When around 90% of projects last no longer than one month, as they do in the Australian market, it’s often more of a challenge to fully apply LEAN, including all the necessary training and procedural steps. This is what led to the development of the Job Readiness Review, which is effectively a series of questions posed before the commencement of a project to ensure that all elements for its successful completion are in synch. The Job Readiness Review is a digital tool, where a checklist provides scores for the readiness of 6 key areas: management, labour, plants, equipment and tools, materials, systems and job set-up. Work can only go head when the combined score reaches at least 85%. It’s more than just a checklist, however. It’s a preparation system that facilitates continuous improvement by considering all the elements that contribute to project success – no matter how small it may be.
Lining up on the grid
Since many projects involve short shutdowns, getting all the resources lined up beforehand means less downtime for the client and faster, more efficient completion. “It’s a great way to ensure you have covered all areas when it comes to job set up,” says John Reynolds, Project Manager, Mid-West. “There are a lot of areas that need to be covered when setting up a project, which provides room for mistakes. Job readiness is a good way to refresh yourself before starting the hands-on work.”
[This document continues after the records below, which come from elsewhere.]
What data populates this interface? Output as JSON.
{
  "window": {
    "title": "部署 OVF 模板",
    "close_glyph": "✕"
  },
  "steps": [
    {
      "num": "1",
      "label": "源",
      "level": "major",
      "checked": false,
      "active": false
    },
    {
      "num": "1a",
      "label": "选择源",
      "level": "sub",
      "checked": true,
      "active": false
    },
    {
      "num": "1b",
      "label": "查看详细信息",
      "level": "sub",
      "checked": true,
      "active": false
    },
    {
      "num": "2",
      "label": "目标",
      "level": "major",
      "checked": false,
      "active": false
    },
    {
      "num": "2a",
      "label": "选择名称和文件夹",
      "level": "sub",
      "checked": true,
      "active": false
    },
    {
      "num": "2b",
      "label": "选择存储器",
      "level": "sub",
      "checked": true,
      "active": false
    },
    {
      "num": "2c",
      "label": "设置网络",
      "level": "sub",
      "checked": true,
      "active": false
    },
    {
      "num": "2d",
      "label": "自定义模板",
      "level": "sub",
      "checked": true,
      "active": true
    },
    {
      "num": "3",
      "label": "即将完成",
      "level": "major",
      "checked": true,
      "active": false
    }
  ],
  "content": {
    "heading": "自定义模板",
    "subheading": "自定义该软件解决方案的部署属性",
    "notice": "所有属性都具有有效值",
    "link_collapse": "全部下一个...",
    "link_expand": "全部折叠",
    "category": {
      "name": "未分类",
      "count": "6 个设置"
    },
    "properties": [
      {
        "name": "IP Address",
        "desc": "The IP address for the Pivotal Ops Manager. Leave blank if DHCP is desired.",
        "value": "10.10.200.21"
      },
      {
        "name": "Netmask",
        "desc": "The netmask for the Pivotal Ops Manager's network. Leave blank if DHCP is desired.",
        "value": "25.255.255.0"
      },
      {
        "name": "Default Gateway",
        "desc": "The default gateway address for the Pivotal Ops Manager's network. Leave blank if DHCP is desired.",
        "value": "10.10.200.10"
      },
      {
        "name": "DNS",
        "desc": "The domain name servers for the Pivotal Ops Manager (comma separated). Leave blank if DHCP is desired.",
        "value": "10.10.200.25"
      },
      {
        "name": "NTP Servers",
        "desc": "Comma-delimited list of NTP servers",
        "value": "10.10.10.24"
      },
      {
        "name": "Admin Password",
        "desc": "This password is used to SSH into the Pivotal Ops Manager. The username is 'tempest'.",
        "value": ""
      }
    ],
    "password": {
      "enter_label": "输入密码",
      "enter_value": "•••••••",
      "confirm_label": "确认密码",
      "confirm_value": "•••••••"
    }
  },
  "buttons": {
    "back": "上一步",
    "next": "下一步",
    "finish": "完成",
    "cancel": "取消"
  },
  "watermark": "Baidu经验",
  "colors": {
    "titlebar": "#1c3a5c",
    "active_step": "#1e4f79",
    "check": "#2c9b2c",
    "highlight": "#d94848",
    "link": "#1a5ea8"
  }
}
When it comes to preparation, it’s a matter of finding the right balance. This applies as much to the creation of the tool itself as it does to the jobs it facilitates, as Dipesh Bhudia, Regional LEAN Leader APAC explains, “to cover all aspects of a project, without making the approach too long-winded, we needed to gain insight from experienced project teams. The core of the job readiness review is the questions, so we used dynamic review sessions to determine exactly what was important to know up front.” This process involved asking 300 – 400 questions over two months, involving the HR, safety, quality and IT departments, amongst others. A comprehensive list was then distilled into targeted, job-critical questions, which can be applied across the board on small projects. “It’s one thing to develop a tool like this, but it’s even more challenging for operations teams to learn and consistently use it on all projects. That’s why I must show my appreciation to Adam Portaro, Chief Operating Officer, and the regional managers for rolling the tool out and following up at operations meetings and onsite visits,” Bhudia adds.
On your marks, get set, go!
“With the Job Readiness Review, an Operations or Project Manager can look at potential risks across delivery and mitigate these prior to starting work,” explains Victor Bogos, Managing Director, KAEFER Integrated Services Pty Ltd., “This covers all elements including organisational charts, HSEQ, resourcing forecasts, sourcing strategies, material specifications, equipment requirements through to systems, all of which are critical to ensuring work is completed safely and efficiently. The tool is designed to prompt the project teams to understand and address the areas required to make a project ready, ultimately ensuring it is delivered successfully.” Involving project teams from the beginning made the adoption of the Job Readiness Review natural and it has been deployed extensively in the Australian market with great success. Furthermore, as the tool is browser-based, it can be used in remote locations as well.
Across the line
LEAN has traditionally been used on medium to larger-sized projects. The Job Readiness Review allows KAEFER to apply LEAN principles on smaller projects and achieve similar benefits in terms of efficiency. It’s also adaptable and scalable across KAEFER locations around the world. “Think of it like Wikipedia, or open-source software,” says Axel Schulz Head of Corporate Operations Excellence LEAN. “The information is there for all of us to use, but we can use it in the way we want to or need to. That makes the tool more agile and applicable to a wide variety of projects, geographies and markets.” If it works so well and it’s applicable in various areas, what would the next step be? “Given the success of this approach, it’s now about integrating the LEAN Maturity assessment and its coaching into small and short projects,” Schulz comments. The impetus for the Job Readiness Review may have come from Australia, but the need for greater efficiency on small projects is universal in the KAEFER world. It also goes to show the extent to which LEAN is being lived at all levels in the company and the success it can bring in terms of getting ahead and taking the lead.